And the reason why a natural man is not always perpetually in the pursuit of some one lust, night and day, is because he hath many to serve, every one crying to be satisfied; thence he is carried on with great variety, but still in general he lies towards the satisfaction of self. John Owen, Mortification of Sin in Believers, in The Works of John Owen, vol. 6 (Edinburgh: The Banner of Truth Trust, 1967), 24.
Those of us who have walked long in the church are often horrified at the eruptions of sin within the church both among the laity and clergy. We look across at the orderliness and often even kindness of the world with jealousy and frustration.
Our generation is not alone in this experience. The Apostle Paul and the church throughout history cries out, “there is sexual immorality among you, and of a kind that is not tolerated even among pagans” (1 Cor. 5:1). Too often we can say the same of greed, backbiting, gossiping, and pettiness.

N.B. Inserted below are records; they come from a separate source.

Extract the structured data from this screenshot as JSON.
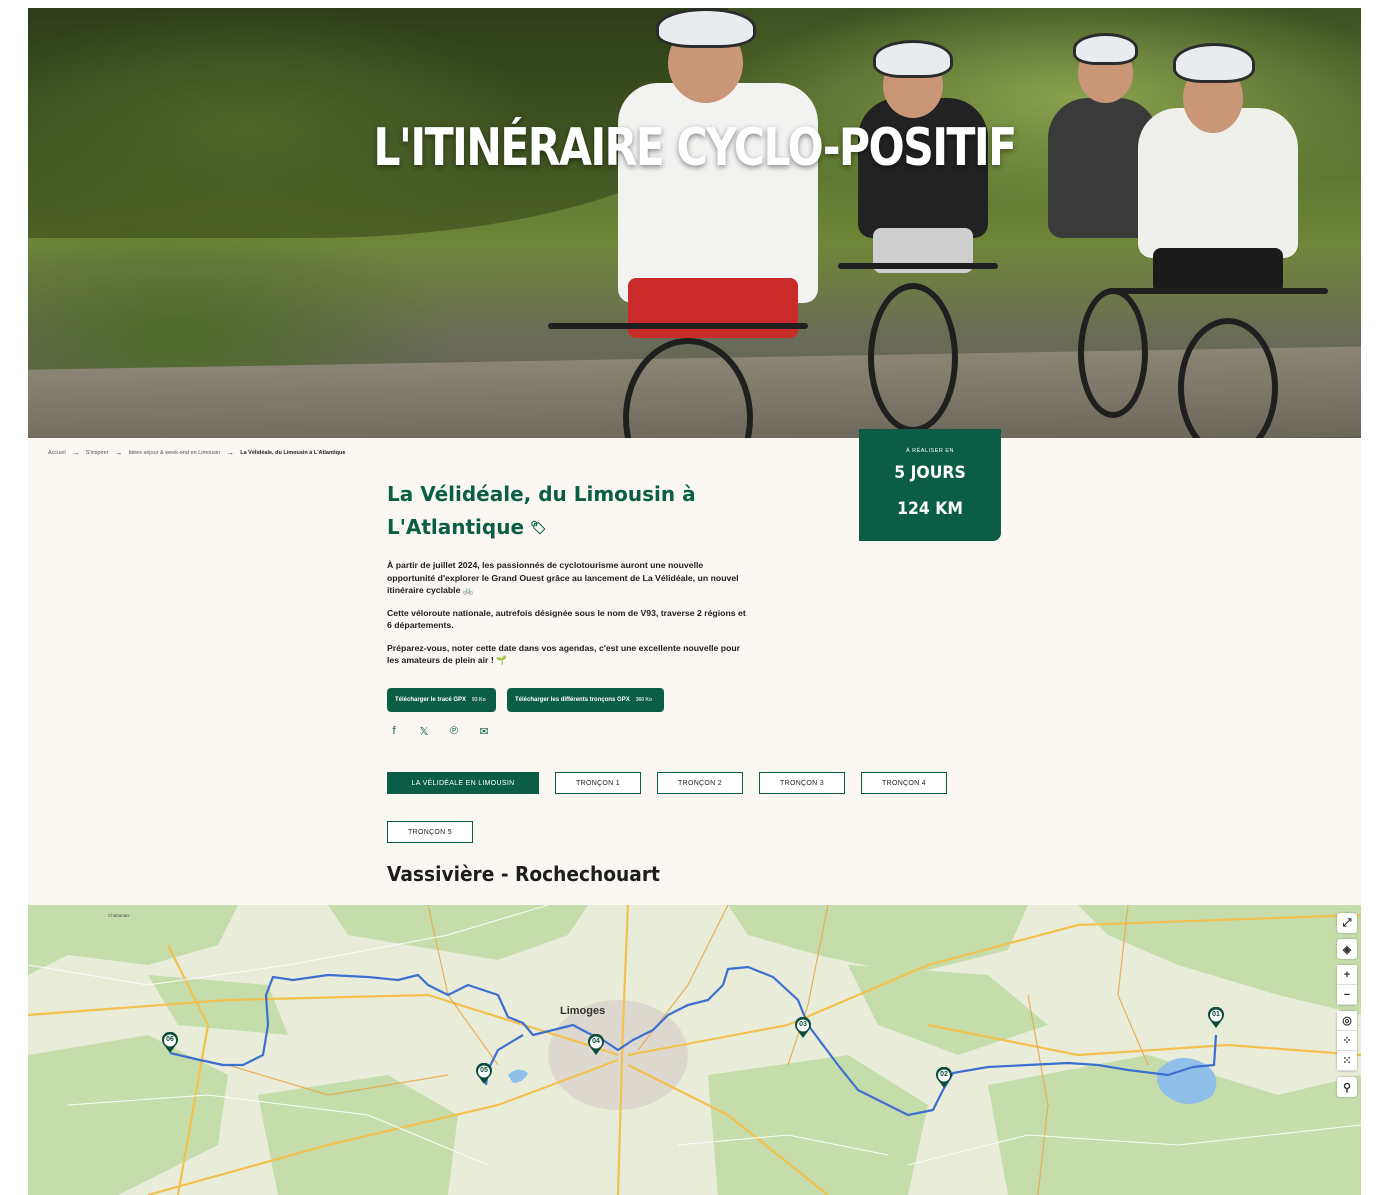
{
  "hero": {
    "title": "L'ITINÉRAIRE CYCLO-POSITIF"
  },
  "breadcrumb": [
    "Accueil",
    "S'inspirer",
    "Idées séjour & week-end en Limousin",
    "La Vélidéale, du Limousin à L'Atlantique"
  ],
  "info_box": {
    "label": "À RÉALISER EN",
    "duration": "5 JOURS",
    "distance": "124 KM"
  },
  "article": {
    "title": "La Vélidéale, du Limousin à L'Atlantique",
    "title_icon": "tag-icon",
    "paragraphs": [
      "À partir de juillet 2024, les passionnés de cyclotourisme auront une nouvelle opportunité d'explorer le Grand Ouest grâce au lancement de La Vélidéale, un nouvel itinéraire cyclable 🚲",
      "Cette véloroute nationale, autrefois désignée sous le nom de V93, traverse 2 régions et 6 départements.",
      "Préparez-vous, noter cette date dans vos agendas, c'est une excellente nouvelle pour les amateurs de plein air ! 🌱"
    ]
  },
  "downloads": {
    "gpx_trace": "Télécharger le tracé GPX",
    "gpx_trace_size": "93 Ko",
    "gpx_sections": "Télécharger les différents tronçons GPX",
    "gpx_sections_size": "360 Ko"
  },
  "share": {
    "icons": [
      "facebook-icon",
      "x-icon",
      "pinterest-icon",
      "email-icon"
    ],
    "glyphs": [
      "f",
      "𝕏",
      "℗",
      "✉"
    ]
  },
  "tabs": [
    {
      "label": "LA VÉLIDÉALE EN LIMOUSIN",
      "active": true
    },
    {
      "label": "TRONÇON 1",
      "active": false
    },
    {
      "label": "TRONÇON 2",
      "active": false
    },
    {
      "label": "TRONÇON 3",
      "active": false
    },
    {
      "label": "TRONÇON 4",
      "active": false
    },
    {
      "label": "TRONÇON 5",
      "active": false
    }
  ],
  "section": {
    "title": "Vassivière - Rochechouart"
  },
  "map": {
    "city": "Limoges",
    "markers": [
      "01",
      "02",
      "03",
      "04",
      "05",
      "06"
    ],
    "controls": [
      "fullscreen-icon",
      "layers-icon",
      "zoom-in-icon",
      "zoom-out-icon",
      "locate-icon",
      "points-icon",
      "points-alt-icon",
      "search-icon"
    ],
    "route_color": "#3d6fd1",
    "marker_color": "#0b4d3a"
  },
  "colors": {
    "brand": "#0b5e45",
    "background": "#fbf8f4"
  }
}
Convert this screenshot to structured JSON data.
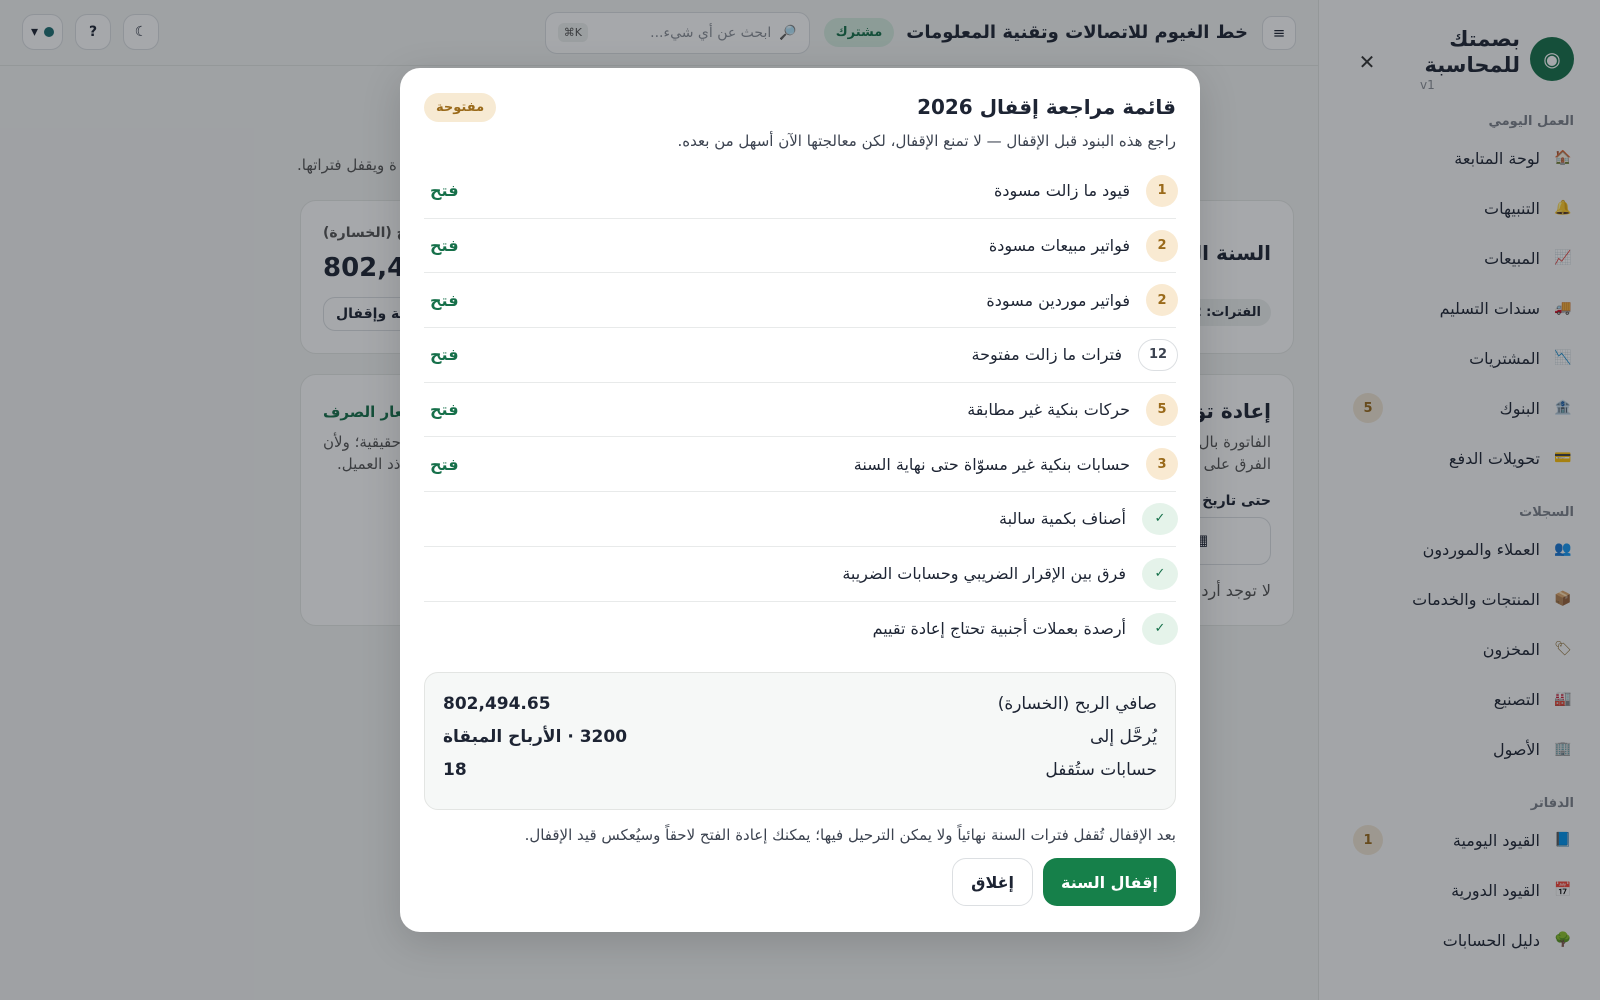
{
  "sidebar": {
    "brand": "بصمتك للمحاسبة",
    "version": "v1",
    "sections": [
      {
        "title": "العمل اليومي",
        "items": [
          {
            "label": "لوحة المتابعة",
            "icon": "🏠",
            "badge": ""
          },
          {
            "label": "التنبيهات",
            "icon": "🔔",
            "badge": ""
          },
          {
            "label": "المبيعات",
            "icon": "📈",
            "badge": ""
          },
          {
            "label": "سندات التسليم",
            "icon": "🚚",
            "badge": ""
          },
          {
            "label": "المشتريات",
            "icon": "📉",
            "badge": ""
          },
          {
            "label": "البنوك",
            "icon": "🏦",
            "badge": "5"
          },
          {
            "label": "تحويلات الدفع",
            "icon": "💳",
            "badge": ""
          }
        ]
      },
      {
        "title": "السجلات",
        "items": [
          {
            "label": "العملاء والموردون",
            "icon": "👥",
            "badge": ""
          },
          {
            "label": "المنتجات والخدمات",
            "icon": "📦",
            "badge": ""
          },
          {
            "label": "المخزون",
            "icon": "🏷",
            "badge": ""
          },
          {
            "label": "التصنيع",
            "icon": "🏭",
            "badge": ""
          },
          {
            "label": "الأصول",
            "icon": "🏢",
            "badge": ""
          }
        ]
      },
      {
        "title": "الدفاتر",
        "items": [
          {
            "label": "القيود اليومية",
            "icon": "📘",
            "badge": "1"
          },
          {
            "label": "القيود الدورية",
            "icon": "📅",
            "badge": ""
          },
          {
            "label": "دليل الحسابات",
            "icon": "🌳",
            "badge": ""
          }
        ]
      }
    ]
  },
  "topbar": {
    "menu_icon": "≡",
    "company": "خط الغيوم للاتصالات وتقنية المعلومات",
    "subscription": "مشترك",
    "search_placeholder": "ابحث عن أي شيء...",
    "shortcut": "K⌘",
    "help": "?",
    "theme_icon": "☾",
    "org_caret": "▾"
  },
  "modal": {
    "title": "قائمة مراجعة إقفال 2026",
    "status": "مفتوحة",
    "description": "راجع هذه البنود قبل الإقفال — لا تمنع الإقفال، لكن معالجتها الآن أسهل من بعده.",
    "items": [
      {
        "count": "1",
        "label": "قيود ما زالت مسودة",
        "link": "فتح",
        "kind": "warn"
      },
      {
        "count": "2",
        "label": "فواتير مبيعات مسودة",
        "link": "فتح",
        "kind": "warn"
      },
      {
        "count": "2",
        "label": "فواتير موردين مسودة",
        "link": "فتح",
        "kind": "warn"
      },
      {
        "count": "12",
        "label": "فترات ما زالت مفتوحة",
        "link": "فتح",
        "kind": "gray"
      },
      {
        "count": "5",
        "label": "حركات بنكية غير مطابقة",
        "link": "فتح",
        "kind": "warn"
      },
      {
        "count": "3",
        "label": "حسابات بنكية غير مسوّاة حتى نهاية السنة",
        "link": "فتح",
        "kind": "warn"
      },
      {
        "count": "✓",
        "label": "أصناف بكمية سالبة",
        "link": "",
        "kind": "ok"
      },
      {
        "count": "✓",
        "label": "فرق بين الإقرار الضريبي وحسابات الضريبة",
        "link": "",
        "kind": "ok"
      },
      {
        "count": "✓",
        "label": "أرصدة بعملات أجنبية تحتاج إعادة تقييم",
        "link": "",
        "kind": "ok"
      }
    ],
    "summary": [
      {
        "label": "صافي الربح (الخسارة)",
        "value": "802,494.65"
      },
      {
        "label": "يُرحَّل إلى",
        "value": "3200 · الأرباح المبقاة"
      },
      {
        "label": "حسابات ستُقفل",
        "value": "18"
      }
    ],
    "warning": "بعد الإقفال تُقفل فترات السنة نهائياً ولا يمكن الترحيل فيها؛ يمكنك إعادة الفتح لاحقاً وسيُعكس قيد الإقفال.",
    "close_label": "إغلاق",
    "confirm_label": "إقفال السنة"
  },
  "background": {
    "note": "ة ويقفل فتراتها.",
    "card1_title": "السنة ال",
    "card1_metric_label": "ربح (الخسارة)",
    "card1_metric": "802,49",
    "card1_periods": "الفترات: 2",
    "card1_button": "عة وإقفال",
    "card2_title": "إعادة تق",
    "card2_link": "سعار الصرف",
    "card2_text1": "الفاتورة بال",
    "card2_text2": "الفرق على",
    "card2_text3": "حقيقية؛ ولأن",
    "card2_text4": "ذد العميل.",
    "card2_date_label": "حتى تاريخ",
    "card2_empty": "لا توجد أرد"
  }
}
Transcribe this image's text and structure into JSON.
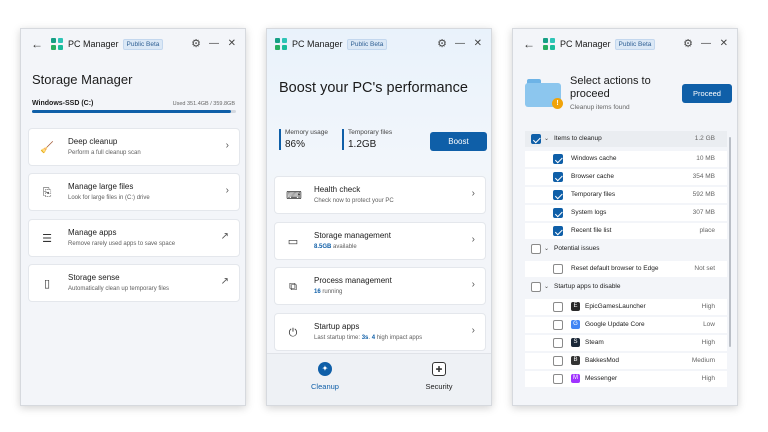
{
  "app": {
    "name": "PC Manager",
    "badge": "Public Beta",
    "back_glyph": "←",
    "gear_glyph": "⚙",
    "min_glyph": "—",
    "close_glyph": "✕"
  },
  "storage": {
    "title": "Storage Manager",
    "drive": "Windows-SSD (C:)",
    "used_text": "Used 351.4GB / 359.8GB",
    "used_fraction": 0.977,
    "items": [
      {
        "title": "Deep cleanup",
        "sub": "Perform a full cleanup scan",
        "icon": "broom-icon",
        "glyph": "🧹",
        "action": "›"
      },
      {
        "title": "Manage large files",
        "sub": "Look for large files in (C:) drive",
        "icon": "large-files-icon",
        "glyph": "⎘",
        "action": "›"
      },
      {
        "title": "Manage apps",
        "sub": "Remove rarely used apps to save space",
        "icon": "apps-list-icon",
        "glyph": "☰",
        "action": "↗"
      },
      {
        "title": "Storage sense",
        "sub": "Automatically clean up temporary files",
        "icon": "storage-sense-icon",
        "glyph": "▯",
        "action": "↗"
      }
    ]
  },
  "boost": {
    "title": "Boost your PC's performance",
    "memory_label": "Memory usage",
    "memory_value": "86%",
    "temp_label": "Temporary files",
    "temp_value": "1.2GB",
    "button": "Boost",
    "cards": [
      {
        "title": "Health check",
        "sub": "Check now to protect your PC",
        "icon": "health-check-icon",
        "glyph": "⌨"
      },
      {
        "title": "Storage management",
        "sub_bold": "8.5GB",
        "sub_rest": " available",
        "icon": "storage-drive-icon",
        "glyph": "▭"
      },
      {
        "title": "Process management",
        "sub_bold": "16",
        "sub_rest": " running",
        "icon": "process-icon",
        "glyph": "⧉"
      },
      {
        "title": "Startup apps",
        "sub_pre": "Last startup time: ",
        "sub_bold1": "3s",
        "sub_mid": ". ",
        "sub_bold2": "4",
        "sub_rest": " high impact apps",
        "icon": "power-icon",
        "glyph": "⏻"
      }
    ],
    "nav": [
      {
        "label": "Cleanup",
        "icon": "cleanup-nav-icon",
        "glyph": "✦",
        "active": true
      },
      {
        "label": "Security",
        "icon": "security-shield-icon",
        "glyph": "✚",
        "active": false
      }
    ],
    "chevron": "›"
  },
  "cleanup": {
    "title": "Select actions to proceed",
    "sub": "Cleanup items found",
    "button": "Proceed",
    "warn_glyph": "!",
    "rows": [
      {
        "kind": "hdr",
        "label": "Items to cleanup",
        "value": "1.2 GB",
        "checked": true,
        "arrow": "⌄"
      },
      {
        "kind": "sub",
        "label": "Windows cache",
        "value": "10 MB",
        "checked": true
      },
      {
        "kind": "sub",
        "label": "Browser cache",
        "value": "354 MB",
        "checked": true
      },
      {
        "kind": "sub",
        "label": "Temporary files",
        "value": "592 MB",
        "checked": true
      },
      {
        "kind": "sub",
        "label": "System logs",
        "value": "307 MB",
        "checked": true
      },
      {
        "kind": "sub",
        "label": "Recent file list",
        "value": "place",
        "checked": true
      },
      {
        "kind": "hdr",
        "label": "Potential issues",
        "value": "",
        "checked": false,
        "arrow": "⌄"
      },
      {
        "kind": "sub",
        "label": "Reset default browser to Edge",
        "value": "Not set",
        "checked": false
      },
      {
        "kind": "hdr",
        "label": "Startup apps to disable",
        "value": "",
        "checked": false,
        "arrow": "⌄"
      },
      {
        "kind": "app",
        "label": "EpicGamesLauncher",
        "value": "High",
        "checked": false,
        "color": "#2a2a2a",
        "glyph": "E"
      },
      {
        "kind": "app",
        "label": "Google Update Core",
        "value": "Low",
        "checked": false,
        "color": "#4285f4",
        "glyph": "G"
      },
      {
        "kind": "app",
        "label": "Steam",
        "value": "High",
        "checked": false,
        "color": "#1b2838",
        "glyph": "S"
      },
      {
        "kind": "app",
        "label": "BakkesMod",
        "value": "Medium",
        "checked": false,
        "color": "#333333",
        "glyph": "B"
      },
      {
        "kind": "app",
        "label": "Messenger",
        "value": "High",
        "checked": false,
        "color": "#a033ff",
        "glyph": "M"
      }
    ]
  },
  "colors": {
    "accent": "#0f5fa8",
    "badge_bg": "#dbe8f6",
    "warning": "#f0a30a"
  }
}
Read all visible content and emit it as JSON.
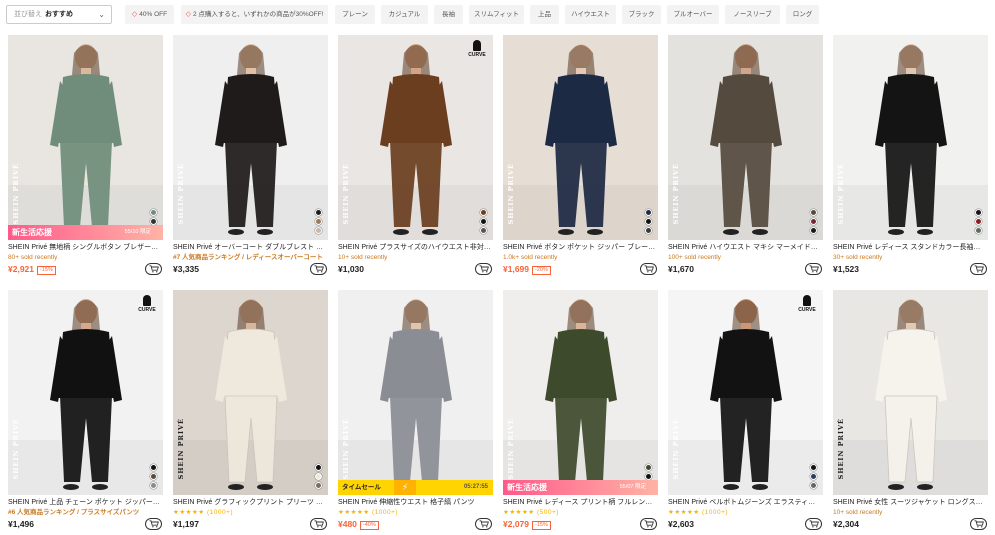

Our friend and brother John Owen (1616-1683) suggests a partial explanation of this blemish upon Christ’s bride. The world, the flesh, and the devil, do not focus their efforts against the unbeliever. The battle against his soul has been won. The nonbeliever flies the flag of the kingdom of Babylon. What need has she to strafe her allies with concupiscence and grotesque sensuality?
Yet for the Christian the battle continues. Thus, our enemies must focus their combined efforts on particular weaknesses within us. In the same way that armies mass themselves at a weak point for conquest, so the enemies of our soul attack the least guarded or most vulnerable citadel. Having dominated one stronghold, sin then establishes a foreign base of operation, launching each new attack from the safety of our compromised soul.
Here lies the explanation of these consuming sins that implode within the church, but seem to trickle in the world. And our Lord gives us two instructions to overcome:
Matthew 26:14—Watch and pray that you may not enter into temptation. The spirit indeed is willing, but the flesh is weak.
Watch by discovering your besetting sins and the means by which they overpower; pray against your desire for the pleasure of sin and the habits and avenues of temptation. Pray to the Spirit to strengthen your spirit for the day and hour of temptation so that you have victory in Jesus. Pray against the agreeing parties of your sin—the world, your own flesh, and the devil.
Our time of watching is until the return of Christ or we are called home. Indwelling sin, the world, and the devil will not rest until we are present with the Lord.
Folded into the command to pray and watch is the discipline of confession:
1 John 1:9—If we confess our sins, he is faithful and just to forgive us our sins and to cleanse us from all unrighteousness.
Sin is a complexity of desires, self-deception, pleasures, and comforts. Each attribute of sin when acted on is sin, and to “confess our sins” is not merely to confess theft, but rather we must confess the emotions, the desires, the lies, the machinations, the self-pity, disbelief, and on and on that leads to grotesque sin.
We cannot confess our iniquities exhaustively. They are more than the hairs of our head (Psalm 40:12). Our plea is to the great physician of our souls who knows the movements and symptoms of our sin better than we do. Healing power is found in agreeing with the physician not in sharing his knowledge of our infection.
The world experiences the peace of the defeated; the Christian is roiled by war and bears the scars and wounds of the skirmishes won and lost. We mortify sin not by an attack on an enemy but on the armed forces encamped against us—within and without.
Shane Walker is preaching pastor at First Baptist Church in Watertown, Wisconsin. This post first appeared on the blog of Andover Baptist Church in Linthicum, Maryland.